Recently Vedantu, an online tutoring platform launched a new campaign with Aamir Khan as its brand ambassador. The ads in the campaign end with the phrase “ Samajh Ayega Toh Maza Ayega.. Maza Ayega Toh Samajh Ayega”. (If you understand it, you will enjoy it. If you enjoy it, you will learn).
The focus of the ads is highlighting the availability of live tutoring to address a parent’s concern over completely automated learning.
By doing so, Vedantu is trying to frame that it is better than its competitors. This framing of one of the characteristics of the product in a positive light convinces the customer to take action.
Mere Exposure Effect
Let's say you have wanted to buy a new phone for a while and you go to an eCommerce site and search for a smartphone. Hence begins the chase for exposure. Every website you visit, every social media platform you browse, you start seeing phone ads everywhere. If only companies could advertise in our dreams!
The whole point of this full-blown ad attack is to create overexposure to certain products by companies and we usually fall victim to it.
The mere exposure effect shows that people tend to prefer things they are more familiar with. This amount of advertising leads customers to choose a product they are more exposed to rather than the one that is suitable for them.
Let's see a mere exposure cognitive bias example in the Edtech industry, a Bright Eye VC report states that 12 global public Edtech companies on average had their marketing budget at 25% of their revenue. By overspending on marketing these companies overexpose their offerings to customers.
Right from TV ads, social media ads salespeople visiting the homes of the customers, companies like Byju’s leave no stone unturned to be in the face of the customer.
Cognitive Bias - A predictable pattern of error in thinking that we exhibit while trying to process the information that is presented to us.
Halo Effect Bias - is the tendency of people to allow the positive impressions of one person/brand/product to positively influence their opinion onto something else. Eg, featuring SRK in Byju’s ads to influence user's opinions of Byju’s.

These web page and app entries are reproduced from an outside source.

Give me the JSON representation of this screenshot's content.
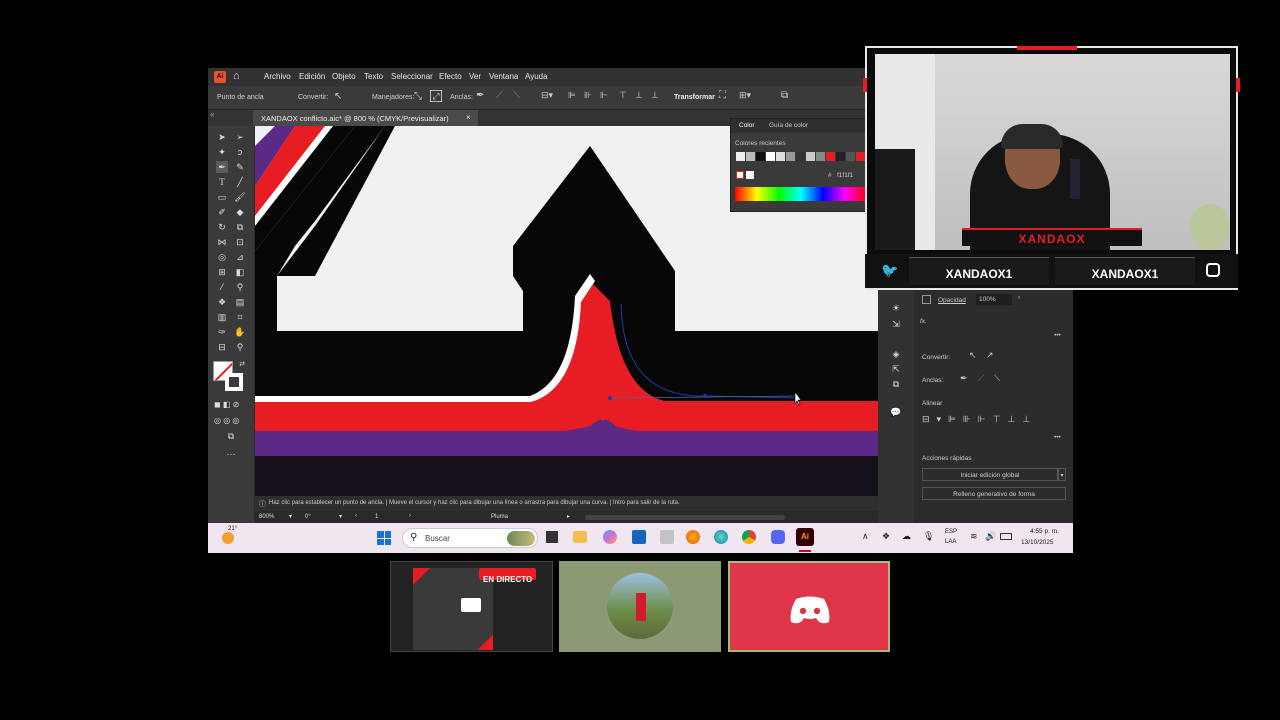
{
  "app": {
    "logo": "Ai",
    "menu": [
      "Archivo",
      "Edición",
      "Objeto",
      "Texto",
      "Seleccionar",
      "Efecto",
      "Ver",
      "Ventana",
      "Ayuda"
    ]
  },
  "control_bar": {
    "anchor_label": "Punto de ancla",
    "convert_label": "Convertir:",
    "handles_label": "Manejadores:",
    "anchors_label": "Anclas:",
    "transform_label": "Transformar"
  },
  "document_tab": {
    "title": "XANDAOX conflicto.aic* @ 800 % (CMYK/Previsualizar)",
    "close": "×"
  },
  "color_panel": {
    "tab_color": "Color",
    "tab_guide": "Guía de color",
    "recent_label": "Colores recientes",
    "hex": "f1f1f1",
    "hash": "#"
  },
  "status": {
    "hint": "Haz clic para establecer un punto de ancla. | Mueve el cursor y haz clic para dibujar una línea o arrastra para dibujar una curva. | Intro para salir de la ruta.",
    "zoom": "800%",
    "angle": "0°",
    "artboard": "1",
    "tool": "Pluma"
  },
  "properties": {
    "opacity_label": "Opacidad",
    "opacity_value": "100%",
    "fx": "fx.",
    "convert_label": "Convertir:",
    "anchors_label": "Anclas:",
    "align_label": "Alinear",
    "quick_actions": "Acciones rápidas",
    "global_edit": "Iniciar edición global",
    "generative_fill": "Relleno generativo de forma",
    "more": "•••"
  },
  "taskbar": {
    "weather": "21°",
    "search_placeholder": "Buscar",
    "lang_top": "ESP",
    "lang_bottom": "LAA",
    "time": "4:55 p. m.",
    "date": "13/10/2025"
  },
  "stream": {
    "brand": "XANDAOX",
    "twitter_handle": "XANDAOX1",
    "instagram_handle": "XANDAOX1",
    "live_badge": "EN DIRECTO"
  },
  "colors": {
    "red": "#e81c23",
    "purple": "#5b2a86",
    "black": "#070707",
    "offwhite": "#f1f1f1",
    "discord": "#e03448"
  }
}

Survivorship Bias - error of focusing on the people/companies who were successful at something and overlooking those who failed due to their lack of visibility. Eg, White Hat Jr’s featuring Bill Gates and Mark Zuckerberg in their childhood to convey coding at a young age leads to more chances of success.
Fear Of Missing Out - Creating anxiety for missing out on something. Eg, Edtech companies creating FOMO for parents by promoting they make kids smarter and increasing their chances to score more.
Bandwagon Effect - the phenomenon where the rate of uptake of beliefs and fads increases in proportion to others who have already done it. Eg increasing the number of students getting enrolled in online education platforms.
IKEA Effect - tendency to place a disproportionately high value on the things that you create even though others might not perceive it to be valuable. Eg, White Hat Jr allowing kids to create their own game apps.
Framing Effect - This framing of one of the characteristics of the product in a positive light that convinces the customer to take action. Eg, Vedantu’s attribute framing of its live tutoring.
Mere Exposure Effect - tendency to prefer things people are more familiar with. Eg, Companies increasing their ad spending to increase recall.
As future marketers, it is crucial for us to understand what an ad talks about and why. Decoding the hidden biases behind the ads gives us a deeper insight into consumer behavior and helps us know how to use cognitive biases for effective marketing.